### EXERCISE OBJECTIVE:
With no edits of any kind, print each record that follows.

### Element data from apps and pages:

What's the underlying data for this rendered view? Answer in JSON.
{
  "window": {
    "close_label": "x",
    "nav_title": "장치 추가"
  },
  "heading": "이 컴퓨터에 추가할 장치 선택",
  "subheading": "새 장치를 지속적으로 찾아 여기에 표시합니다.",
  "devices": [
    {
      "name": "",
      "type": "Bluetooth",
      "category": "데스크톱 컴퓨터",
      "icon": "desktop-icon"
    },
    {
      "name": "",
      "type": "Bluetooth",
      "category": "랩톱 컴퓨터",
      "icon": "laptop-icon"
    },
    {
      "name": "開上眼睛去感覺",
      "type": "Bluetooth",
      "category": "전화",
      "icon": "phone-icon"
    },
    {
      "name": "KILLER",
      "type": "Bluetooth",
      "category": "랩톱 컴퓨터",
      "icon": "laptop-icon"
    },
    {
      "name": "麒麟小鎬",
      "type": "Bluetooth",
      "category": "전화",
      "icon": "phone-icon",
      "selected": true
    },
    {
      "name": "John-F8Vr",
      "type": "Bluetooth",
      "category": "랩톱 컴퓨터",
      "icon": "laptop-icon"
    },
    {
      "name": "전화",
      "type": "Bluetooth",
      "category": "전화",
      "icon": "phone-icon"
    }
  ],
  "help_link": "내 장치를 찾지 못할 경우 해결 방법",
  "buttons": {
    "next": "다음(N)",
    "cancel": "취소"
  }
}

### SOLUTION:
What's the underlying data for this rendered view? Answer in JSON.
{
  "window": {
    "close_label": "x",
    "nav_title": "장치 추가"
  },
  "heading": "이 컴퓨터에 추가할 장치 선택",
  "subheading": "새 장치를 지속적으로 찾아 여기에 표시합니다.",
  "devices": [
    {
      "name": "",
      "type": "Bluetooth",
      "category": "데스크톱 컴퓨터",
      "icon": "desktop-icon"
    },
    {
      "name": "",
      "type": "Bluetooth",
      "category": "랩톱 컴퓨터",
      "icon": "laptop-icon"
    },
    {
      "name": "開上眼睛去感覺",
      "type": "Bluetooth",
      "category": "전화",
      "icon": "phone-icon"
    },
    {
      "name": "KILLER",
      "type": "Bluetooth",
      "category": "랩톱 컴퓨터",
      "icon": "laptop-icon"
    },
    {
      "name": "麒麟小鎬",
      "type": "Bluetooth",
      "category": "전화",
      "icon": "phone-icon",
      "selected": true
    },
    {
      "name": "John-F8Vr",
      "type": "Bluetooth",
      "category": "랩톱 컴퓨터",
      "icon": "laptop-icon"
    },
    {
      "name": "전화",
      "type": "Bluetooth",
      "category": "전화",
      "icon": "phone-icon"
    }
  ],
  "help_link": "내 장치를 찾지 못할 경우 해결 방법",
  "buttons": {
    "next": "다음(N)",
    "cancel": "취소"
  }
}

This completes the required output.